Just a year or two ago, all we’d hear was green this and ethical that. But are financial pressures now forcing us to forgo our environmental principles and make financial choices purely on who offers the best deal?
Climate change funds, paper-free bank accounts, ethical policies, environmental funds and green energy tariffs – green was cool, ethical was hip.
But as budget cuts kick in, savings rates stay shockingly low and lending rates high, it’s gone a bit quiet on the eco and ethical front. So can we afford to care?
Financial times are changing
A Which? Money survey earlier this year showed that 42% of members would accept a slightly lower rate of return on their investments if they knew the provider was investing ethically.
But as we enter National Ethical Investment Week on Sunday I’m not convinced this is still true. As we all have to tighten our belts, can we afford to take a hit on our wallet in order to act ethically?
The position is probably most stark with products like carbon offset. A couple of years ago it was all the rage. But unlike green banking or ethical investing, carbon offset has a clear price tag with no financial return for the consumer.

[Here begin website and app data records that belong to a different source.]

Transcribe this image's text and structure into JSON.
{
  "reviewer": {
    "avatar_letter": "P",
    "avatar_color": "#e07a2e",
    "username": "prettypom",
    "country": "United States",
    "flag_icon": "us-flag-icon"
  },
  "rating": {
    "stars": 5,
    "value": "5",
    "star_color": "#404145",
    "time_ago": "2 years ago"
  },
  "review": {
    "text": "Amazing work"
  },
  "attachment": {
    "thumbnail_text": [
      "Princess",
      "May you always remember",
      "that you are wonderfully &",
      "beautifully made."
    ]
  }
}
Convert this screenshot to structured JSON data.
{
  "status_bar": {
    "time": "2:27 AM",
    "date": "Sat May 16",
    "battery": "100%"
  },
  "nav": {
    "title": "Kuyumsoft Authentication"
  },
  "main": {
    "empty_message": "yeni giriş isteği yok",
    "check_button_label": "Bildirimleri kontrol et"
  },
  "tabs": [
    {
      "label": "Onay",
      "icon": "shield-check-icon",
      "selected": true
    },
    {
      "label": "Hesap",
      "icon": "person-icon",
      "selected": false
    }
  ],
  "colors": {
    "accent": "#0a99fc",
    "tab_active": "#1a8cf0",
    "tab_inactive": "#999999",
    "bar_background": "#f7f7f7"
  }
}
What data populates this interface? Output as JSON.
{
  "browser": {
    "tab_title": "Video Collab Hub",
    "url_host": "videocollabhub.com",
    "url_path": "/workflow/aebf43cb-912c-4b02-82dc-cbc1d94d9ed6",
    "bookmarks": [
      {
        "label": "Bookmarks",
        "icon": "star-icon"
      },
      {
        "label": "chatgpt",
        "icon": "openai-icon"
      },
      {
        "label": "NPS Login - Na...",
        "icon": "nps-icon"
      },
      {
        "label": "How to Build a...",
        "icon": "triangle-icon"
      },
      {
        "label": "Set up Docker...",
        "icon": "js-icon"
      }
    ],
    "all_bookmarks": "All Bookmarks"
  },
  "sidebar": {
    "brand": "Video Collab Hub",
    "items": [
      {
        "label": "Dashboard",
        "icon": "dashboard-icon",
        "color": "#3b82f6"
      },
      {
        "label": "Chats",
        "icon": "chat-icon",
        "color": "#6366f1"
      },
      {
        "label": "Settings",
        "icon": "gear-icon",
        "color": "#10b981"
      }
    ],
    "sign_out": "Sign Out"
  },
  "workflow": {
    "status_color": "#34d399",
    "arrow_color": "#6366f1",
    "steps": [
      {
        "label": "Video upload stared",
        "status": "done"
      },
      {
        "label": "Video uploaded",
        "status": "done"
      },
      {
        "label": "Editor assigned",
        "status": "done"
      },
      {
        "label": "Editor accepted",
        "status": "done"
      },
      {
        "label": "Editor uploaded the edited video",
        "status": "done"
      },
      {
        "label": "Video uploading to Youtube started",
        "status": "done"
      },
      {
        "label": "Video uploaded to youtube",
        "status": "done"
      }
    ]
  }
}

When I investigated the carbon offset market for a Which? report last year, my initial scepticism gave way to an acceptance that we need to take individual responsibility for our impact on the environment. But I admit, my environmental principles would be at risk of going out of the window if I had to make significant cuts to my spending.
Do your bit in your own way
My own answer is to separate the two issues. One of my passions is the preservation of forests and woodland. So I support offset projects in this area, splitting my donations between two of my favourite charities – the Woodland Trust working in the UK and the World Land Trust preserving the rainforest.
As for my finances, I’ll be hunting for the best returns on my savings and investments. If a provider with a clear ethical policy (such as Co-operative Bank) comes out top on rate, then great.
If not, I’ll be chasing the highest rate and putting my efforts into reducing my environmental and social impact in ways that don’t cost me cash, whether that’s through Amnesty International’s urgent action network, donating old clothes to charity or simply making more effort to recycle.
I’m still open-minded though – if you’ve found an account or a fund that both beats the market and leaves you with a clear conscience, we’d love to hear about it.